Presence is an area of social and interpersonal skills that comes up fairly frequently in my role as a high-performance coach. A current, longstanding client may ask what it is, and a new client may come to me because they already know they need it.
While anyone, from school-age children to adults can possess Presence and hold space using that power, the three main areas of concentration for this discipline tends to be Professional Presence, Personal Presence, and Executive Presence.
Presence is NOT your image or first impression, nor is it your body language. It is largely your nonverbal persona.
I know there’ll be a reader who’ll call me out for being redundant because I said Presence is not body language but it is nonverbal.
To be clear, body language and nonverbals are not one and the same. They’re more fraternal twins than identical.
Where body language is related to physical movement and what you're doing with your body to convey a silent message, either consciously or subconsciously, non-verbals on the other hand are your actions.
A nonverbal can be something as simple as stepping ahead of a person to open the door for them, or maintaining steady eye contact. It is understandable why that example may appear ambiguous at first glance.
Consider this; the nonverbal message of steady eye contact conveys alertness and interest, and if that same person were to roll their eyes in disgust or look up and to their left as they seek to recall information, the latter would be examples of body language.
In short, nonverbals have nothing at all to do with what it may mean that your arms are crossed in front of you, if you rub your forehead, or if you’re smiling. Also, nonverbals speak to your character, and body language speaks to your thoughts.
Everyone has Presence. That’s a fact. The question is whether Your Presence is telegraphing what you want people to see and feel about you?
Your Presence is your persona, and it’s how people see you and feel you, and how you hold space based on the vibration or frequency you’re emitting.
Presence cannot be fully discussed without accounting for one’s physical space. Space is an important element because it is never empty, and it is always occupied with energy and matter.

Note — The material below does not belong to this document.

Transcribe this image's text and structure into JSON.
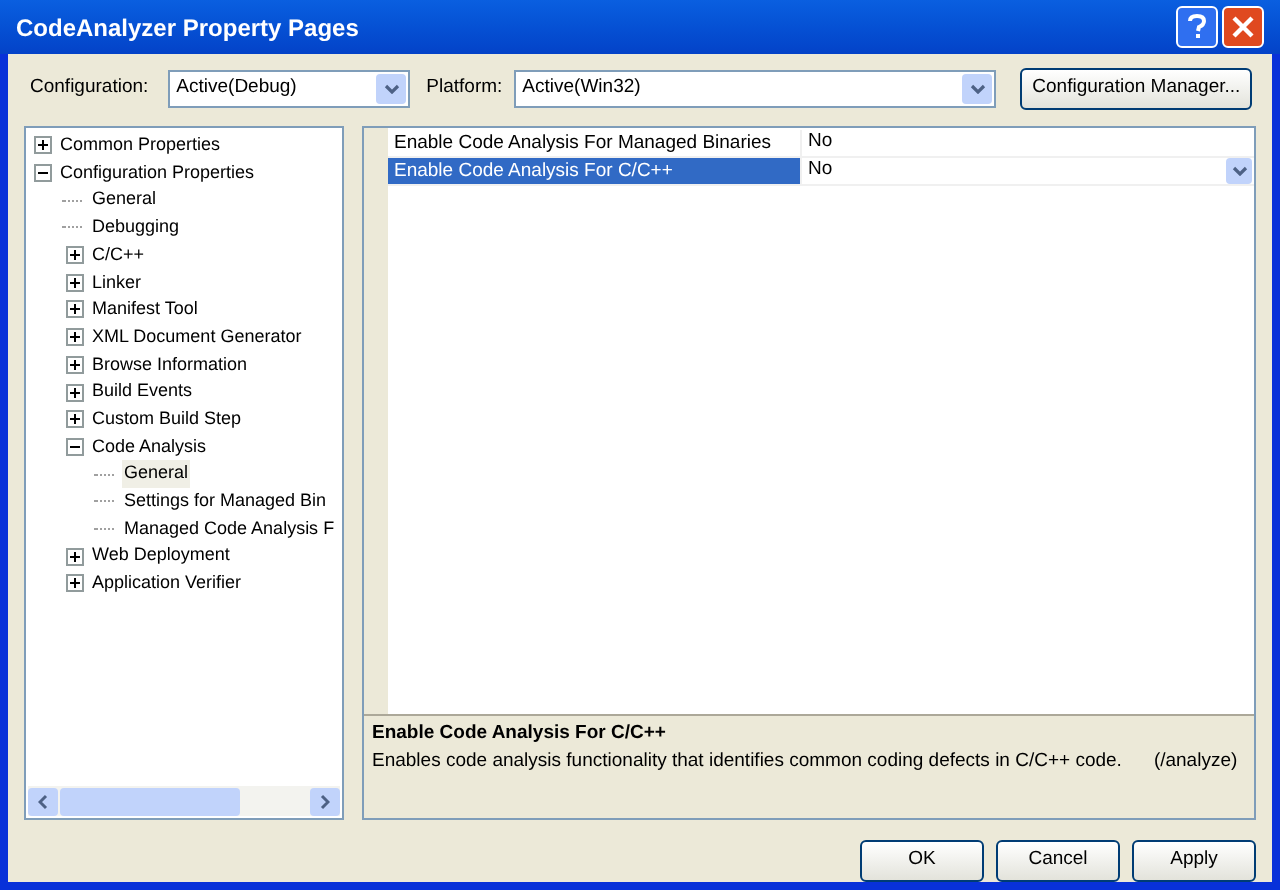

Space relates to how we use our physicality to make ourselves known or to let others know that we exist and the extent to which they should make space for that existence.
We have all been in the Presence of a person who “sucks the air out of the room”, so to speak. Similarly, we have witnessed how a person can “light up a room” and bring lots of joy, by their mere Presence.
Space is used whether you’re standing or sitting, and how you choose to stand, for example with your shoulders back and chin raised, vs making yourself appear smaller, something far too many women practice without even thinking about it.
Space also relates to Presence in terms of which seat you choose or your designated seat at a conference table or even a dining table.
Are you at the head of the table, or are you assigned or relegated to a filler seat on the side? Perhaps you are seated to the right of the main speaker, thus making you the second most important person in the room because you’re literally their “Right Hand Person”.
The actor, Carey Grant famously said, “I acted like Carey Grant for so long, I became Carey Grant.” Now that’s a great example of holding space to act the way you want to be seen and treated, and for Carey Grant that meant being the person whom his fans expected him to be.
I hope you too see yourself as a complex human being, and not one dimensional. We’re all multi-dimensional, and the more we experience the many facets of life, the more we have to be aware of our Presence and what we’re conveying.
We have so much to offer every person we happen upon. Let’s consciously seek to rock every room we enter with a polished and powerful Presence.